A lawyer representing a Kentucky print shop owner who chose not to print gay pride festival T-shirts argued in a hearing this week that the government cannot force a person to create speech against his or her beliefs. Blaine Adamson, owner of Hands On Originals in Lexington, Kentucky, turned down business due to his religious beliefs in 2012. He chose not to print shirts for the Gay and Lesbian Services Organization in advance of a gay pride festival. The LGBT organization filed a discrimination complaint against Adamson with a local human rights commission.

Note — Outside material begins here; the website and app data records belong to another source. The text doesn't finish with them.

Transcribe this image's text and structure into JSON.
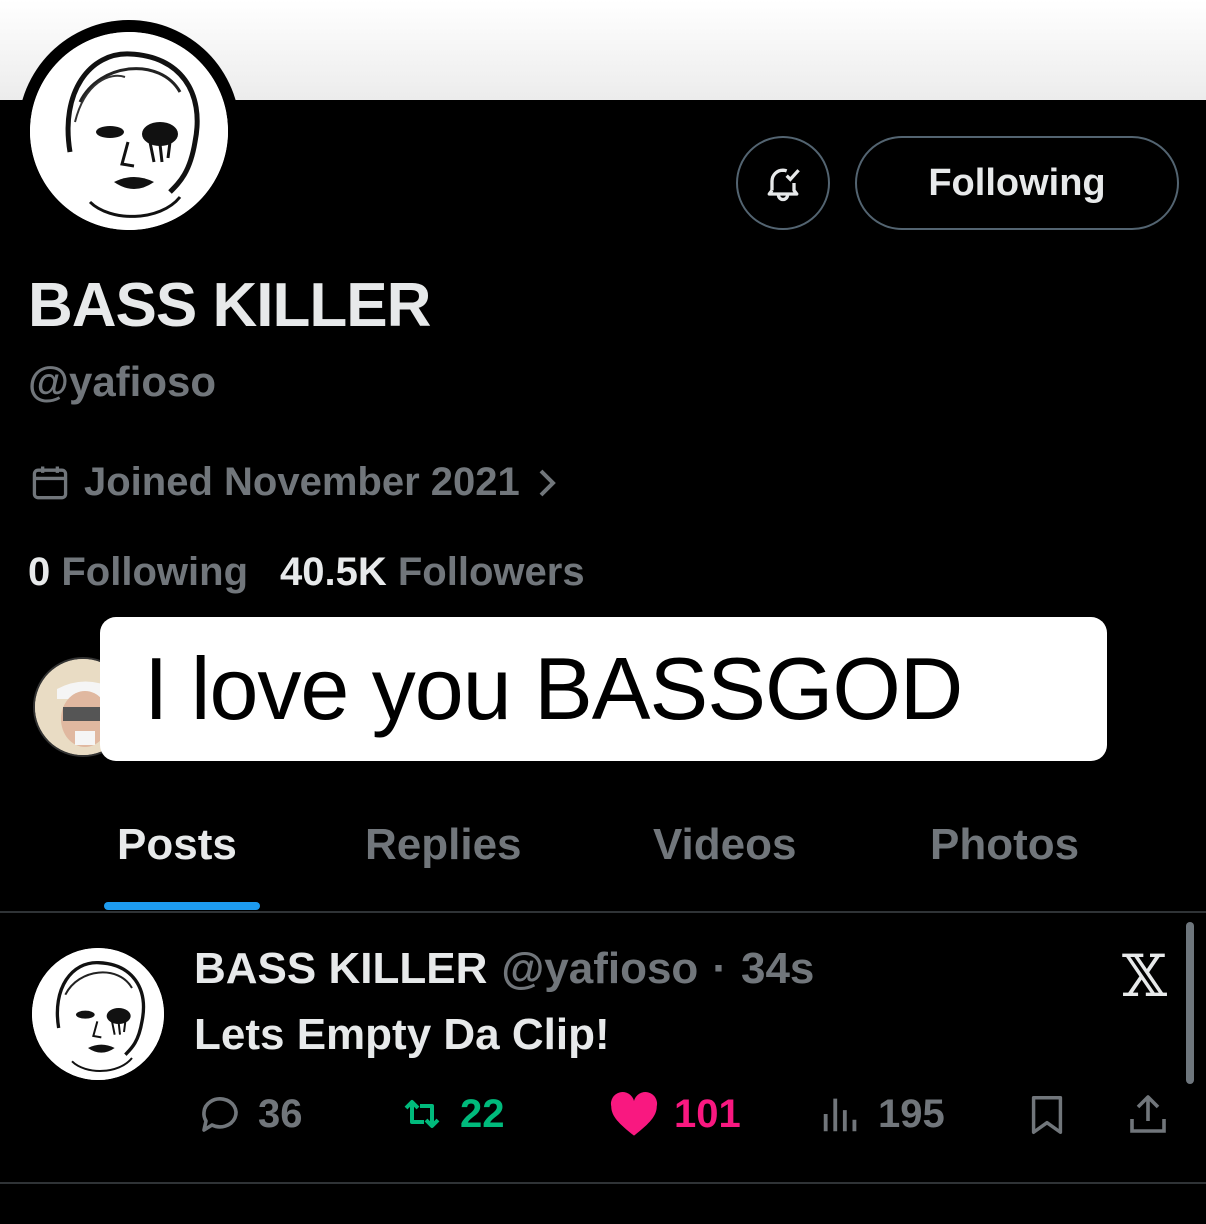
{
  "profile": {
    "display_name": "BASS KILLER",
    "handle": "@yafioso",
    "joined": "Joined November 2021",
    "following_count": "0",
    "following_label": "Following",
    "followers_count": "40.5K",
    "followers_label": "Followers",
    "follow_button_label": "Following"
  },
  "overlay_caption": "I love you BASSGOD",
  "tabs": [
    {
      "label": "Posts",
      "active": true
    },
    {
      "label": "Replies",
      "active": false
    },
    {
      "label": "Videos",
      "active": false
    },
    {
      "label": "Photos",
      "active": false
    }
  ],
  "post": {
    "name": "BASS KILLER",
    "handle": "@yafioso",
    "dot": "·",
    "time": "34s",
    "text": "Lets Empty Da Clip!",
    "replies": "36",
    "reposts": "22",
    "likes": "101",
    "views": "195"
  },
  "colors": {
    "background": "#000000",
    "primary_text": "#e7e9ea",
    "secondary_text": "#71767b",
    "tab_indicator": "#1d9bf0",
    "repost_green": "#00ba7c",
    "like_pink": "#f91880"
  }
}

“This case is about the expressive freedom of everyone, because if the owners of Hands On Originals must print messages that conflict with their beliefs, then there’s nothing stopping the government from forcing a lesbian printer to create a religious group’s flyer objecting to a same-sex marriage or forcing a Muslim graphic designer to build a website promoting Jewish beliefs,” Jim Campbell, senior counsel at Alliance Defending Freedom, told The Daily Signal. “I think that there is a universal appeal to what we are arguing here.” READ MORE